The heads of officiating at the Supreme Court called a technical foul on the EEOC for being too Cavalier about its obligation to conciliate before lacing up its Converse All-Stars and heading to court. Mach Mining v. EEOC (April 29, 2015).
The need for judicial instant replay arose when a woman applied for a coal mining job with Mach Mining, was not hired, and complained to the EEOC that she was not hired because of her sex. (Her application was Knicks-ed.) The EEOC sent Mach Mining a letter indicating that the agency would attempt to conciliate. Then, nothing happened until a year later, when the EEOC sent another letter declaring that (Magic!) conciliation efforts had failed.
Mach Mining cried foul, arguing that the EEOC did nothing to comply with its statutory obligation to try to conciliate before filing a lawsuit. The EEOC said, hey, litigation is like street ball, and we call our own fouls, so no foul. Trust us. (Right….and Kelly Olynyk was just trying to give Kevin Love a shoulder massage.) The agency argued that its conciliation efforts were not subject to judicial review.
The refs at the Seventh Circuit decided to be Trail Blazers. They agreed with the EEOC, even though other courts of appeal that considered the issue took the opposite view.
The Supreme Court reversed the call, ruling 9-0 that courts may review the sufficiency of the EEOC’s pre-suit conciliation efforts, but the scope of that review is limited.
Here are the new rules:
First, the EEOC must inform the employer of the specific unlawful act being alleged (“what the employer has done”) and “which employees (or what class of employees) have suffered as a result.”
Then, the EEOC must “try to engage the employer in some sort of discussion (whether written or oral) so as to give the employer an opportunity to remedy the allegedly discriminatory practice.”
A sworn affidavit from the EEOC stating that it has complied with these specific obligations will typically suffice, but the employer may then call Bulls-(h*t) and contest whether those disclosures and efforts indeed took place, in which case the court may review the underlying facts to determine whether these requirements were satisfied.
Although this decision preserves the employer’s right to challenge the EEOC’s efforts, a win on this issue will not necessarily take the Heat off the employer. If the court determines that the EEOC failed to perform the required conciliation efforts, the remedy will be to order the EEOC to comply.
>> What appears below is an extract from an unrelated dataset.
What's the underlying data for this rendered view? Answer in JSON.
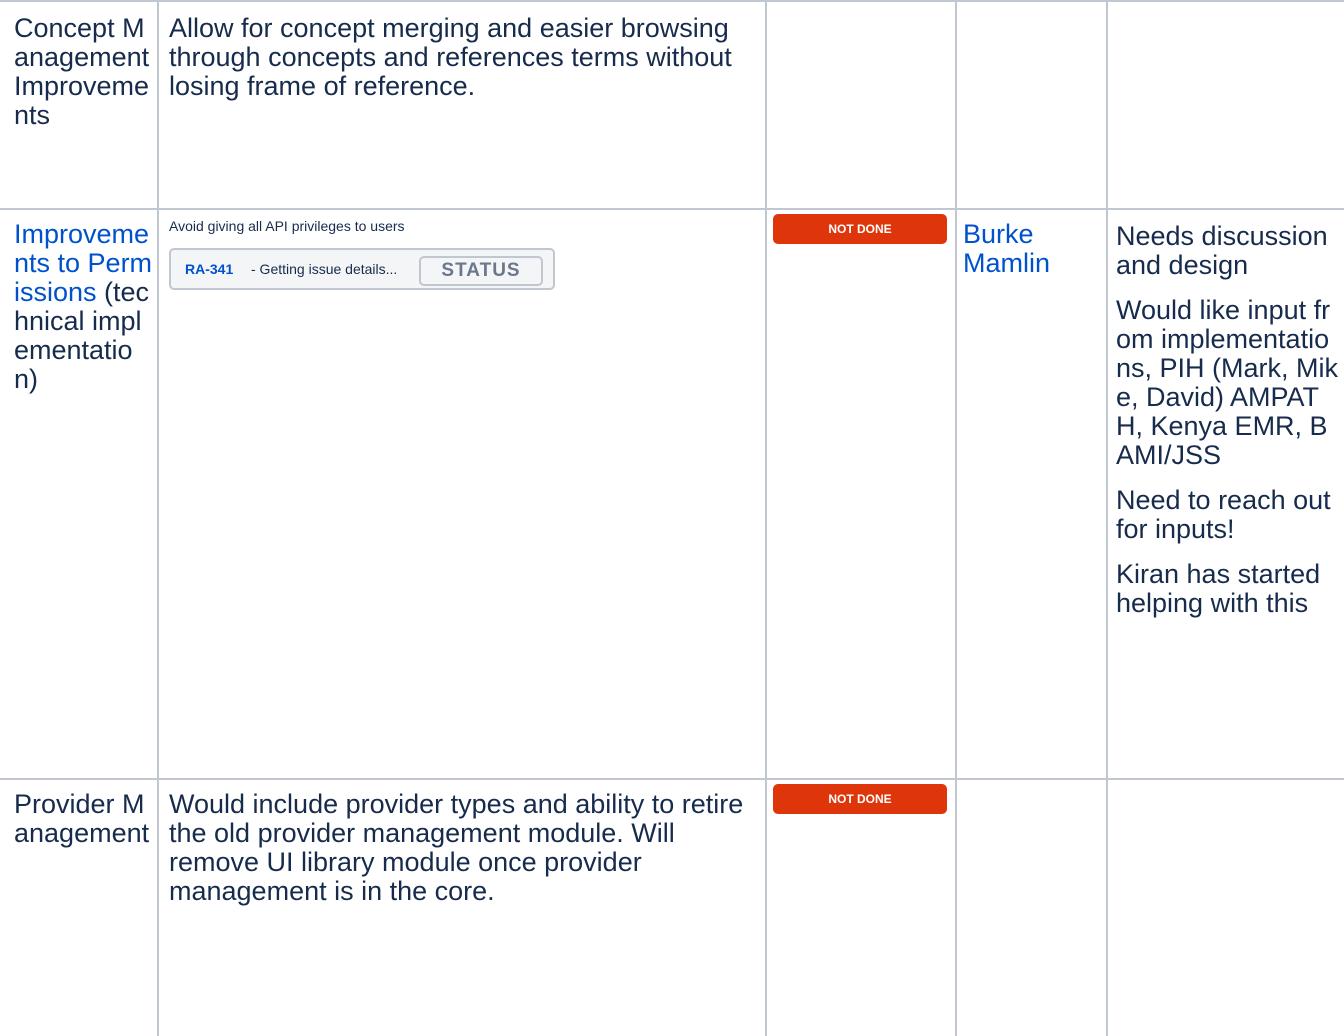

In other words, the case does not get dismissed; the EEOC gets a do-over…like the Soviets in the 1972 Olympics final.
The Net(s) result for employers: a few small Nuggets of good news, but no series sweep. First, the EEOC must make certain basic disclosures before it can file a lawsuit. Second, employers can force the EEOC to engage in settlement discussions before the agency may file a lawsuit.
But an employer’s successful challenge, claiming the EEOC failed to meet its burden, will serve merely to inconvenience the EEOC and will not be sufficient to defeat the agency’s lawsuit in a motion to dismiss. A successful employer challenge, therefore, will be more like the temporary annoyance of smooth elevator Jazz, lacking the bone-chilling Thunder of an angry pack of Grizzlies.